Web page and app entries

'''

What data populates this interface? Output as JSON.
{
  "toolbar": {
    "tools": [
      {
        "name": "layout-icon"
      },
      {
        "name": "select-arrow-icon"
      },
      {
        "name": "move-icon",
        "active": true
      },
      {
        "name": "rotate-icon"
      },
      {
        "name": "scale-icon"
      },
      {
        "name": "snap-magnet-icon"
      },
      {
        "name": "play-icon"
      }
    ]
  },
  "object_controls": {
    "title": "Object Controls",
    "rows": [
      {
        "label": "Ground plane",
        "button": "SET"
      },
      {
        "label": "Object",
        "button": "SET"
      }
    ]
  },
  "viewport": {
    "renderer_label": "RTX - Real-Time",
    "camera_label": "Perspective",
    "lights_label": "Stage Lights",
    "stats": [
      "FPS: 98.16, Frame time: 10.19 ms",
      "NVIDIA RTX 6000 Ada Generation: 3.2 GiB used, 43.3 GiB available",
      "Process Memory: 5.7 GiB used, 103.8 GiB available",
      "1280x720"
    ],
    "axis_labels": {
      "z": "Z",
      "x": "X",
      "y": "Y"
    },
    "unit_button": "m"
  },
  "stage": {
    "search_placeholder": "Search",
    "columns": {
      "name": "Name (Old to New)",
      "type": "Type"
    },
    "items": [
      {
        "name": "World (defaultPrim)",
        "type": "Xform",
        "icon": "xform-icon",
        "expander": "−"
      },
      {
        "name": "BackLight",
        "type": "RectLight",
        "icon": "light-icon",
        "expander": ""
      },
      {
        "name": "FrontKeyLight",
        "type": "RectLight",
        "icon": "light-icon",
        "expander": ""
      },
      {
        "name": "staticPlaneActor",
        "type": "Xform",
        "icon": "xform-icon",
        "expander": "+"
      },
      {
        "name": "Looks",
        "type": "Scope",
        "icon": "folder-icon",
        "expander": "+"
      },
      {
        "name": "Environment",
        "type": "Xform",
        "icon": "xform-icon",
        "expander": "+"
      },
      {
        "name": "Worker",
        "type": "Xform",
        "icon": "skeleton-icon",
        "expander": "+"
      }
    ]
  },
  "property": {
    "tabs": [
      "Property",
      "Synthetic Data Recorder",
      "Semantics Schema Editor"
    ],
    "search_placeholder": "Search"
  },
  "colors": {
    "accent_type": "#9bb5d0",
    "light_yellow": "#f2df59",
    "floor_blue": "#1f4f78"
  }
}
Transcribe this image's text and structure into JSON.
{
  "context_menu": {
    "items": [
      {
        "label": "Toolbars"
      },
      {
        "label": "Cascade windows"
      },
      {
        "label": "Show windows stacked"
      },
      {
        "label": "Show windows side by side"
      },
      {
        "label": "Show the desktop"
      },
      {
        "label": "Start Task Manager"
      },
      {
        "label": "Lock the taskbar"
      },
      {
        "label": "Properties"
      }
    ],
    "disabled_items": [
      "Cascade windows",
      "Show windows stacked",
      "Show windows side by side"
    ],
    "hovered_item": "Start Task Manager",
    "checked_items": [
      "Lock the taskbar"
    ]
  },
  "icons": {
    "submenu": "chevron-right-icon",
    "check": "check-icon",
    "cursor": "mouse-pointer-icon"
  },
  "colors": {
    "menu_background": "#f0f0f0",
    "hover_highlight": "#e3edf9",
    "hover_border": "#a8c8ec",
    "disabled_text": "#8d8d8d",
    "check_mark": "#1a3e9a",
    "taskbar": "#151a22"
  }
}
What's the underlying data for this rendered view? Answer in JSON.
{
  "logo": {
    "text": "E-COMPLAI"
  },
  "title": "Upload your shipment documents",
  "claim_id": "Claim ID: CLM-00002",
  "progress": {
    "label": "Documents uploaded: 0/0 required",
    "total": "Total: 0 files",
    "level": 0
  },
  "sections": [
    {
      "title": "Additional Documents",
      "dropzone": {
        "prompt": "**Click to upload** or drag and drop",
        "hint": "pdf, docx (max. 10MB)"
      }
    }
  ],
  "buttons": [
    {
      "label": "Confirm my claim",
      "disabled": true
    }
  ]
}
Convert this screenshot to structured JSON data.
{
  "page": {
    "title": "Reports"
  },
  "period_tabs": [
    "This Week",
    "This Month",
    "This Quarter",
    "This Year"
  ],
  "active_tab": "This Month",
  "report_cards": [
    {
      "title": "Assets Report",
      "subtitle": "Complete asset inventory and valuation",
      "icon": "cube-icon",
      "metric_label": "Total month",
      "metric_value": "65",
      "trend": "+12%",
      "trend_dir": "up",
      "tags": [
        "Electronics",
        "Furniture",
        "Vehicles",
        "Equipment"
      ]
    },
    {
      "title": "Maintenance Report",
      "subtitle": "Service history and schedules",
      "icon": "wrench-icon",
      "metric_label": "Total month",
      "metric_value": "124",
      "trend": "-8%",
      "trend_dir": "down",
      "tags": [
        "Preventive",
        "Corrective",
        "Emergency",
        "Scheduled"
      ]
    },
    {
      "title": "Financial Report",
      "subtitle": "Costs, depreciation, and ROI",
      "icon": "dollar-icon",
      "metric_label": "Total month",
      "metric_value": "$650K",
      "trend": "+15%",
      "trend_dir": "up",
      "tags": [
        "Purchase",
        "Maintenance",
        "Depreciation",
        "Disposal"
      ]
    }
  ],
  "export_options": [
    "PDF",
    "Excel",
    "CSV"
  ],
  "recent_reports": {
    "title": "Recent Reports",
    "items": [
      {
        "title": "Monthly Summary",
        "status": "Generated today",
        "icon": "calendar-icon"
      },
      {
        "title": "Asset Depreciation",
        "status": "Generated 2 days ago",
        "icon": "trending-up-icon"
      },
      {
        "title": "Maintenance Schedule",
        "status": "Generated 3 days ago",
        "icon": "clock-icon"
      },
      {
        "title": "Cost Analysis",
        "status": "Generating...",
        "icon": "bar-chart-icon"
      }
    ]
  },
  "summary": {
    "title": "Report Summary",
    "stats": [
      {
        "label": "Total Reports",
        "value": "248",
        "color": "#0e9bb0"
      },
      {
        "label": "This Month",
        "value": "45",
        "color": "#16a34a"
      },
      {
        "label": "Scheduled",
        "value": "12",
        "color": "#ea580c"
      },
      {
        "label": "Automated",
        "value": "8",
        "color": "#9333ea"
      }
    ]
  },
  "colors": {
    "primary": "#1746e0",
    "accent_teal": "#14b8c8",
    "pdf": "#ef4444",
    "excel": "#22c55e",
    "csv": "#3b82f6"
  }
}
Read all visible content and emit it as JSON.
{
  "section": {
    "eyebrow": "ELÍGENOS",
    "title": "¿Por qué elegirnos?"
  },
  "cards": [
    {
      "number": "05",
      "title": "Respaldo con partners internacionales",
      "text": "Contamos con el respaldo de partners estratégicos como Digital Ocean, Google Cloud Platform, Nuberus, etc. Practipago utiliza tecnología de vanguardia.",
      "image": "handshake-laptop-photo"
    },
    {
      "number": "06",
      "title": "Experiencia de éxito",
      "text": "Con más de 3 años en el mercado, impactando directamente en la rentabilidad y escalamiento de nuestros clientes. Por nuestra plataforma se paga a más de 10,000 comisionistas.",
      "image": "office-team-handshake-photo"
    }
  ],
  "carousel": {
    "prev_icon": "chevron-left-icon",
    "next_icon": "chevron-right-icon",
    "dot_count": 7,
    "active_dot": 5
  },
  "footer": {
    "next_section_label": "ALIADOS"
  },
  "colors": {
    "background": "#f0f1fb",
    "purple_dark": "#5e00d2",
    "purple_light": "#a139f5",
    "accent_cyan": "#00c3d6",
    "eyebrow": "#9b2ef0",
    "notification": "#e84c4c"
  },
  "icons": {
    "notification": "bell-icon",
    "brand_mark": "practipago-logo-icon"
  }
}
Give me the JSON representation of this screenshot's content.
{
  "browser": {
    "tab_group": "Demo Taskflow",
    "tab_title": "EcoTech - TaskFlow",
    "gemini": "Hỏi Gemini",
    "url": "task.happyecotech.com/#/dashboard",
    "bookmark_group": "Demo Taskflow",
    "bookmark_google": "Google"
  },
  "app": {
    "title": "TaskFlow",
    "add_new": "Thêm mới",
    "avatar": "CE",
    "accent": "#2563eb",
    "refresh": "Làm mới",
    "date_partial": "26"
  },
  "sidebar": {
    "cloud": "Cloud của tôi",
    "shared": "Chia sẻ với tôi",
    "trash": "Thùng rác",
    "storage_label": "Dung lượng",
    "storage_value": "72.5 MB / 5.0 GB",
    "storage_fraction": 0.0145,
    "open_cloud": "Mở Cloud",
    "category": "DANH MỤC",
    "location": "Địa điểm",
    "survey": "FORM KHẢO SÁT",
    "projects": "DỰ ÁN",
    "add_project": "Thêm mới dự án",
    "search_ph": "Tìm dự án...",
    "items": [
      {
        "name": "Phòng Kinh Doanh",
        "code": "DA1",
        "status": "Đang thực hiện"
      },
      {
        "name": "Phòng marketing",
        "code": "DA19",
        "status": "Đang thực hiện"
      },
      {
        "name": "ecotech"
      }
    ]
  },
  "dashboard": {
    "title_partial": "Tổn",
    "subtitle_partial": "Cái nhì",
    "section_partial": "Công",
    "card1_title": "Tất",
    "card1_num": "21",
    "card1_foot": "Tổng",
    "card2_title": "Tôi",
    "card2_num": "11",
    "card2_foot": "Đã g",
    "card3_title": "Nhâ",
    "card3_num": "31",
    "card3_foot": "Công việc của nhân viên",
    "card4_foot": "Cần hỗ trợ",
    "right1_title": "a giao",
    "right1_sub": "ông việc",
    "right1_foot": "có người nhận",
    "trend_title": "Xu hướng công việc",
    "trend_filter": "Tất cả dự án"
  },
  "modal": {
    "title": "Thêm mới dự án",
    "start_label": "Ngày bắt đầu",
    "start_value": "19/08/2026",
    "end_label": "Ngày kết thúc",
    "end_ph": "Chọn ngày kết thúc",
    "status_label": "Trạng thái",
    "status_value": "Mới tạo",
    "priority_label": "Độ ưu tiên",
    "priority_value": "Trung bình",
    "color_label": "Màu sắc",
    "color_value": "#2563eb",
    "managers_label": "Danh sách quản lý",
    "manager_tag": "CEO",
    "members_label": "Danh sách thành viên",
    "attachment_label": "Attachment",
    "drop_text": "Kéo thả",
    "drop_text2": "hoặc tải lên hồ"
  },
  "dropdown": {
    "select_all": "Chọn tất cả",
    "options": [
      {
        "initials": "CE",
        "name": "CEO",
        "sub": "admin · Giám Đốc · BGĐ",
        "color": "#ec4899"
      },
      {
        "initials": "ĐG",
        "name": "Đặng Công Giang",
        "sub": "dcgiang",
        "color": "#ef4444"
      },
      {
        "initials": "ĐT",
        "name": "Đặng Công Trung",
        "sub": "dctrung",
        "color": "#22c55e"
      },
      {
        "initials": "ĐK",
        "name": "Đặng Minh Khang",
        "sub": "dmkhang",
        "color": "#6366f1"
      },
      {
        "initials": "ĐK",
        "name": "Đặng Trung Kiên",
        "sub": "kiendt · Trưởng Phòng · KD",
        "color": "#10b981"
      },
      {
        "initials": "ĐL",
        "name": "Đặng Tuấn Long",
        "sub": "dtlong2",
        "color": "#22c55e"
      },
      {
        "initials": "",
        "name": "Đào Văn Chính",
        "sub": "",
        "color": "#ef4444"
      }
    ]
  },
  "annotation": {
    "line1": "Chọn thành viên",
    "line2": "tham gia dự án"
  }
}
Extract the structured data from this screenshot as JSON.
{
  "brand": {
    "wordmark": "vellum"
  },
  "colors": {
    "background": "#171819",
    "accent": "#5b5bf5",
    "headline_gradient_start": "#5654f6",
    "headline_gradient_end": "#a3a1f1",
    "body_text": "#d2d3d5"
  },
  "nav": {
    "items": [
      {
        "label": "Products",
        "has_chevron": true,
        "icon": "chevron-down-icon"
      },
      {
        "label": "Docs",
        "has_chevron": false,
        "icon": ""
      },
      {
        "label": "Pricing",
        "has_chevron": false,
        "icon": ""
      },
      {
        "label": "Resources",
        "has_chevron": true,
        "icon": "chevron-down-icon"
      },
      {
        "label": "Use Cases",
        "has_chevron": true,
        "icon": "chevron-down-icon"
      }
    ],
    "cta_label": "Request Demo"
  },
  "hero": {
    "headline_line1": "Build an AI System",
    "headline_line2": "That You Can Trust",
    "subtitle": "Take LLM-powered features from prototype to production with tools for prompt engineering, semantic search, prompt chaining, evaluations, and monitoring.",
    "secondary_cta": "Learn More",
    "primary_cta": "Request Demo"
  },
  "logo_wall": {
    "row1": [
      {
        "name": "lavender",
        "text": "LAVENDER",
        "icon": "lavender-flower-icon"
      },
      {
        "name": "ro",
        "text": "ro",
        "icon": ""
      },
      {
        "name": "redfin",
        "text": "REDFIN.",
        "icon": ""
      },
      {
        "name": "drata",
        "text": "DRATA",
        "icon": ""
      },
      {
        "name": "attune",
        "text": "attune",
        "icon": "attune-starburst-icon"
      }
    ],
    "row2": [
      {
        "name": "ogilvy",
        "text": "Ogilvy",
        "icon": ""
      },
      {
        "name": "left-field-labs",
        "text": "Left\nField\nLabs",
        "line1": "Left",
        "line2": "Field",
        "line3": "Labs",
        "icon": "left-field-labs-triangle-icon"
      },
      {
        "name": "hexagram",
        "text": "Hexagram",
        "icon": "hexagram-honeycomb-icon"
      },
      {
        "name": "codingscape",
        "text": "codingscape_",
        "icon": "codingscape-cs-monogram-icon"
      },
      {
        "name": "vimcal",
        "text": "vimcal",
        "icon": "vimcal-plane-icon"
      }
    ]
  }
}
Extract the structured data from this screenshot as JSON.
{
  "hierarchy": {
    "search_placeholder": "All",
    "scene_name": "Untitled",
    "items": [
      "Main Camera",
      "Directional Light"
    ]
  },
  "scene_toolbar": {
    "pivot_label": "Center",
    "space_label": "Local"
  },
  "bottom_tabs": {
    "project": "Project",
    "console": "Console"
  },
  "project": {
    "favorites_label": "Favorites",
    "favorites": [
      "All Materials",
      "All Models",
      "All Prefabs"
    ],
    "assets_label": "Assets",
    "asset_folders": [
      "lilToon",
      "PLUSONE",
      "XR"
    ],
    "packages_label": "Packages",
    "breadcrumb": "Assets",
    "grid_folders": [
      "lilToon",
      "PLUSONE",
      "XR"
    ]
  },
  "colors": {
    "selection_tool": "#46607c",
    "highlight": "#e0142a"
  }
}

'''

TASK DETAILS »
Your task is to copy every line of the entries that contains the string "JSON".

COMPLETED TASK »
What data populates this interface? Output as JSON.
Transcribe this image's text and structure into JSON.
What's the underlying data for this rendered view? Answer in JSON.
Convert this screenshot to structured JSON data.
Read all visible content and emit it as JSON.
Give me the JSON representation of this screenshot's content.
Extract the structured data from this screenshot as JSON.
Extract the structured data from this screenshot as JSON.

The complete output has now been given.